A cemetery in a Paris suburb is the final resting place of one of the two brothers who launched the deadly attack on the offices of the magazine, Charlie Hebdo.
Cherif Kouachi was buried in an unmarked grave in the cemetery of Gennevilliers, his home town.
The burial took place amid tight security. No relatives were present. Earlier in the week his brother, Said was laid to rest in the town of Rheims. Initially the mayor had wanted to refuse the burial but French law dictates residents have a right to a burial in their home town.

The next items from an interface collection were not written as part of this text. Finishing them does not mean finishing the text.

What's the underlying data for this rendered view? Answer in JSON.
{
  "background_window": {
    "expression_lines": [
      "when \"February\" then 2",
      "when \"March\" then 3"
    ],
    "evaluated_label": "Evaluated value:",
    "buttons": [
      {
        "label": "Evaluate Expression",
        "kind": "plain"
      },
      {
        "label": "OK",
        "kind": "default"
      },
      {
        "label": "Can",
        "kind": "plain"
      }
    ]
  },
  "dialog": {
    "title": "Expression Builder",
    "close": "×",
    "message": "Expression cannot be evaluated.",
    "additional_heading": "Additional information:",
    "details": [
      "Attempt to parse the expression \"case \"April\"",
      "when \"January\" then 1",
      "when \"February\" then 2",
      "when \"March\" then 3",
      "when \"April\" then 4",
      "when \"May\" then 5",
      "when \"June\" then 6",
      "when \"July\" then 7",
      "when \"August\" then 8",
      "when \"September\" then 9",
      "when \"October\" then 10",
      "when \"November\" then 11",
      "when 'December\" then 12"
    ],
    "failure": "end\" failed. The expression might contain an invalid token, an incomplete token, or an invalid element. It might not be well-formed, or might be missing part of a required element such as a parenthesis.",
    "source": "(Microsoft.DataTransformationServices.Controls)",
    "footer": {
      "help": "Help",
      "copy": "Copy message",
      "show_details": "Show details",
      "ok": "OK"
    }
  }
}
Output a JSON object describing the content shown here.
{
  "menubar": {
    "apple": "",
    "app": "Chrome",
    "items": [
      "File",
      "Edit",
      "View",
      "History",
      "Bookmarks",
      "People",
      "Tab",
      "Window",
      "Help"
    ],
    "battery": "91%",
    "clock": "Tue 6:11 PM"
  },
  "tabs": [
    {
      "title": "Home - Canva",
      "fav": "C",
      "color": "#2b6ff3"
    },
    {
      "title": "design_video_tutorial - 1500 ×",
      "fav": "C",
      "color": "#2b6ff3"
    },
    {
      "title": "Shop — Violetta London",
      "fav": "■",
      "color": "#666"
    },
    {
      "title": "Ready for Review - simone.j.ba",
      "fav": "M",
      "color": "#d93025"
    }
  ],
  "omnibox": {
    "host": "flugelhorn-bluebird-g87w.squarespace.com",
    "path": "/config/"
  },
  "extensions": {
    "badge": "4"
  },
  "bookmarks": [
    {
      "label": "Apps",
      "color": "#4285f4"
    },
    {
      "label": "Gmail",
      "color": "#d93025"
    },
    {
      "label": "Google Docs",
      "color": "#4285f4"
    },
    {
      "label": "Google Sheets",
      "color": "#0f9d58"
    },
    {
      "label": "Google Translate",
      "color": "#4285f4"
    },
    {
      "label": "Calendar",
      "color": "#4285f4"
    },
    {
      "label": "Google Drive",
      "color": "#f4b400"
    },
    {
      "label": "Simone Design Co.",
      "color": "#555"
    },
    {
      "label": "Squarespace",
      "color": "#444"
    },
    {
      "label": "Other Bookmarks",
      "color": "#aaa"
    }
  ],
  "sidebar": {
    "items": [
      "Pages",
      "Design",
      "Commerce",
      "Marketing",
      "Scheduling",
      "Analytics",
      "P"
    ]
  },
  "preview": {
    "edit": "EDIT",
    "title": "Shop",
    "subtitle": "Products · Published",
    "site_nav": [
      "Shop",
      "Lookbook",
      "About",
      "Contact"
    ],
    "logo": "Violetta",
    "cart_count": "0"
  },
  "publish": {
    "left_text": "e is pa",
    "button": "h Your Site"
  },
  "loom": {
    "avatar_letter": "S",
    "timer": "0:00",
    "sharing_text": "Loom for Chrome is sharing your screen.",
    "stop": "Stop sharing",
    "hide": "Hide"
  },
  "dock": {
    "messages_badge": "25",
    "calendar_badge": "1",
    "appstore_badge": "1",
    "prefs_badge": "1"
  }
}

The Mosque in Gennevilliers refused to conduct Cherif Kouachi’s final rites within its walls for fear of angering members of the community. Reaction was mixed to the burial among the residents.
“Even though he did what he did, we should show a little humanity. Let’s bury him and not talk about it anymore. I saw a debate on Facebook, with comments such as ‘I don’t want a terrorist in my town’, but he is just a man who unfortunately, took the wrong path,” said one man.
Almost 15,000 extra police and troops have been deployed across France since the two attacks. There has been no details of plans to bury Amedy Coulibaly who killed four hostages in the kosher supermarket in Paris.
Nine of the 12 people detained on Thursday night have been held in custody for a further 48 hours, according to a judicial source.